A Slice of Wicker Park East Ukrainian Village

There is a building on my block that I frequently refer to as “the crack house.” It’s not that I know that drugs are sold there, or that any illegal activity goes on at all, but it always seems to be a bit shady. There’s a permanent plaque on the building advertising furnished rooms for rent and sketchy folks are always hanging around and out the windows.

So, the other day I was approaching the building and I saw 3 people outside of it standing on the corner. One was a scrawny, young girl with brown hair bleached out to a sick orangish yellow color. Her skirt was skintight and barely covering anything, her shirt the same. If there were any more cleavage showing it wouldn’t be a shirt anymore. If this girl was not a prostitute she was doing a damn good job impersonating one. She was standing in her stiletto heels talking to a middle-aged black man who looked like he was about one step above homelessness and was sitting on his bike. The third person in their group was what seems to be the hooker’s friend. Just as used up looking, but chubbier and with slightly more clothing on. The group, especially the women, look like they’ve just gotten done with a hard night of partying despite the fact that it’s 5:30 in the afternoon.

Three doors down from “the crack house” is a land marked building marked with the year it was built – 1883. On the other side of “the crack house” are two brand new, expensive condos. In the closest one lives a young family with two sons. I would estimate the boys’ ages to be 2 and 4 years old. Sometimes I feel for the family’s living situation.. like the time when I saw the mother walking with her sons past “the crack house” and the older boy stopped by some trash thrown on the lawn and bent down to reach and touch it. The mother had to quickly step over and scold him before he got his hands into something really nasty. This is just a small example of what I’m sure they have to deal with on a daily basis with “the crack house” as their neighbor.

So, this time when I was walking by the father of the family was watering the newly landscaped sliver of yard that is closest to the road. The hose was draped across the sidewalk and he was about 10 steps away from “the crack house” and the threesome that is gregariously talking outside of it. The father looked happy to be watering the brightly-colored flowers. I imagine his wife and kids inside preparing the family’s dinner.

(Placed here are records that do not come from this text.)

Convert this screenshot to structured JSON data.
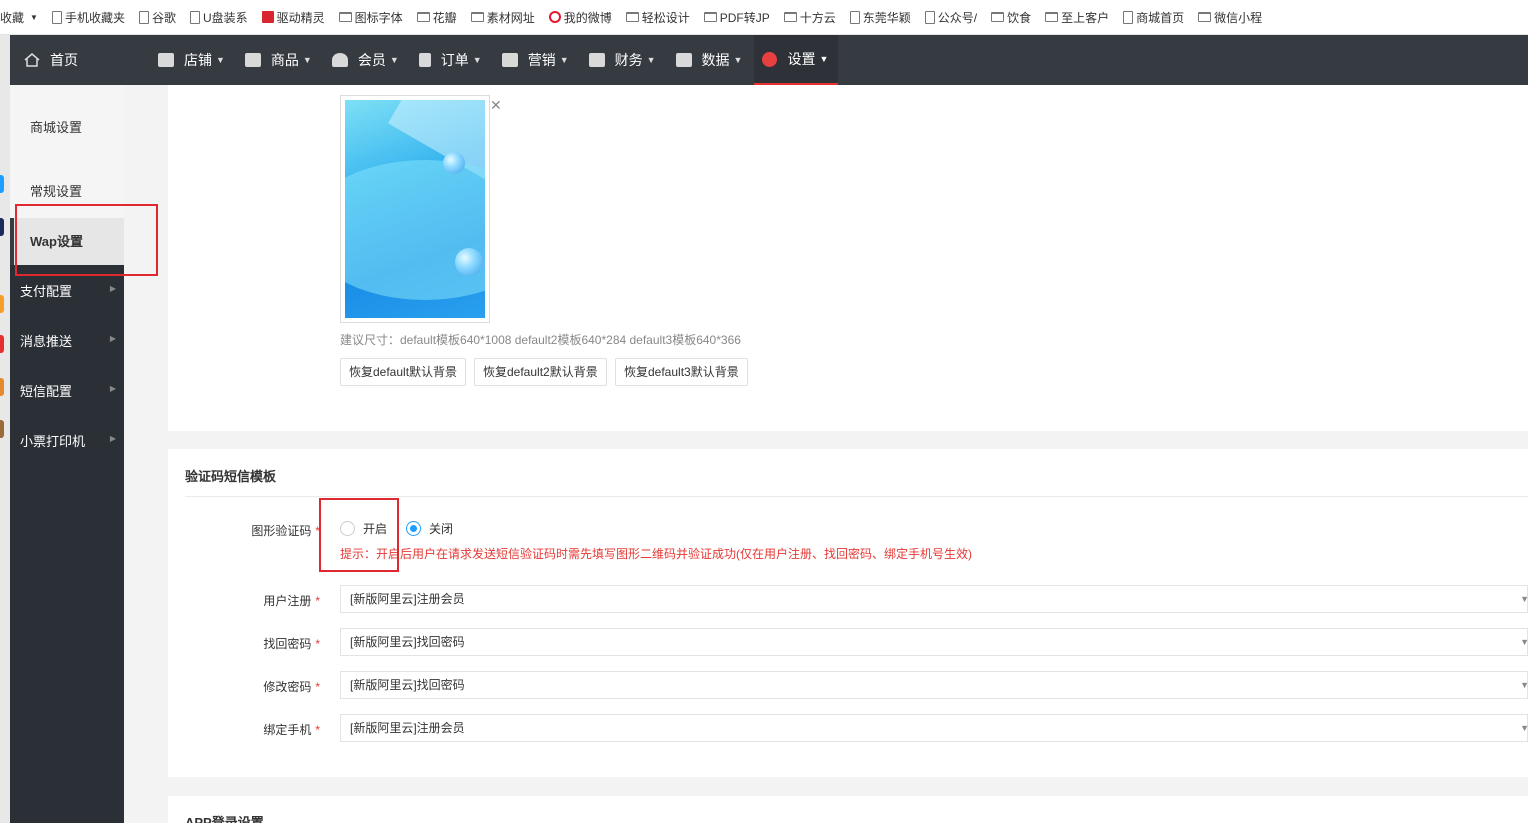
{
  "bookmarks": [
    {
      "label": "收藏",
      "icon": "dropdown"
    },
    {
      "label": "手机收藏夹",
      "icon": "page-icon"
    },
    {
      "label": "谷歌",
      "icon": "page-icon"
    },
    {
      "label": "U盘装系",
      "icon": "page-icon"
    },
    {
      "label": "驱动精灵",
      "icon": "driver-icon"
    },
    {
      "label": "图标字体",
      "icon": "folder-icon"
    },
    {
      "label": "花瓣",
      "icon": "folder-icon"
    },
    {
      "label": "素材网址",
      "icon": "folder-icon"
    },
    {
      "label": "我的微博",
      "icon": "weibo-icon"
    },
    {
      "label": "轻松设计",
      "icon": "folder-icon"
    },
    {
      "label": "PDF转JP",
      "icon": "folder-icon"
    },
    {
      "label": "十方云",
      "icon": "folder-icon"
    },
    {
      "label": "东莞华颖",
      "icon": "page-icon"
    },
    {
      "label": "公众号/",
      "icon": "page-icon"
    },
    {
      "label": "饮食",
      "icon": "folder-icon"
    },
    {
      "label": "至上客户",
      "icon": "folder-icon"
    },
    {
      "label": "商城首页",
      "icon": "page-icon"
    },
    {
      "label": "微信小程",
      "icon": "folder-icon"
    }
  ],
  "topnav": {
    "home": "首页",
    "items": [
      {
        "label": "店铺",
        "icon": "shop-icon"
      },
      {
        "label": "商品",
        "icon": "goods-icon"
      },
      {
        "label": "会员",
        "icon": "member-icon"
      },
      {
        "label": "订单",
        "icon": "order-icon"
      },
      {
        "label": "营销",
        "icon": "gift-icon"
      },
      {
        "label": "财务",
        "icon": "money-icon"
      },
      {
        "label": "数据",
        "icon": "chart-icon"
      },
      {
        "label": "设置",
        "icon": "gear-icon",
        "active": true
      }
    ]
  },
  "sidenav": {
    "sub_items": [
      "商城设置",
      "常规设置",
      "Wap设置"
    ],
    "items": [
      "支付配置",
      "消息推送",
      "短信配置",
      "小票打印机"
    ]
  },
  "background_section": {
    "hint": "建议尺寸：default模板640*1008 default2模板640*284 default3模板640*366",
    "buttons": [
      "恢复default默认背景",
      "恢复default2默认背景",
      "恢复default3默认背景"
    ]
  },
  "sms_section": {
    "title": "验证码短信模板",
    "captcha_label": "图形验证码",
    "captcha_on": "开启",
    "captcha_off": "关闭",
    "captcha_tip": "提示：开启后用户在请求发送短信验证码时需先填写图形二维码并验证成功(仅在用户注册、找回密码、绑定手机号生效)",
    "rows": [
      {
        "label": "用户注册",
        "value": "[新版阿里云]注册会员"
      },
      {
        "label": "找回密码",
        "value": "[新版阿里云]找回密码"
      },
      {
        "label": "修改密码",
        "value": "[新版阿里云]找回密码"
      },
      {
        "label": "绑定手机",
        "value": "[新版阿里云]注册会员"
      }
    ],
    "required_mark": "*"
  },
  "app_section": {
    "title": "APP登录设置"
  },
  "colors": {
    "nav_bg": "#363a41",
    "accent": "#1e9fff",
    "danger": "#e53935"
  }
}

A few paces ahead of me walking on the sidewalk was an old Polish woman. She was nicely dressed with a scarf on her head. She was walking slow, stooped over, almost in half. The father, who was watering the flowers, stopped to move the hose out of her way on the sidewalk. They exchanged very brief pleasantries. The father’s act of kindness, going out of the way to move a hose that could easily be stepped over, seemed ridiculous knowing that in 10 more steps she’d be walking past the littered lawn of “the crack house” and the shady characters that come with it.

And then there was me: A single 20-something woman breezing by the old lady, smiling at the father, and avoiding eye contact with the threesome. I was wearing a flowing skirt I’d just purchased at The Rack and listening to my iPod, thinking of the things I needed to get done that night. I didn’t represent the hipsters and I didn’t represent the yuppies. I was somewhere in the middle.

If only at that moment I had been carrying a burrito from one of our many local taquerias or if a car sporting the Puerto Rican flag and blasting music would have raced by to add some Latin flair, this would have been the perfect scene to capture the essence of Wicker Park. Historically land marked buildings that are beside brand new condos that are beside housing projects. An older Polish population rubs elbows with a large Hispanic population that mixes with families and hipsters. The rich and the poor and the in-between. We somehow all cohabitate.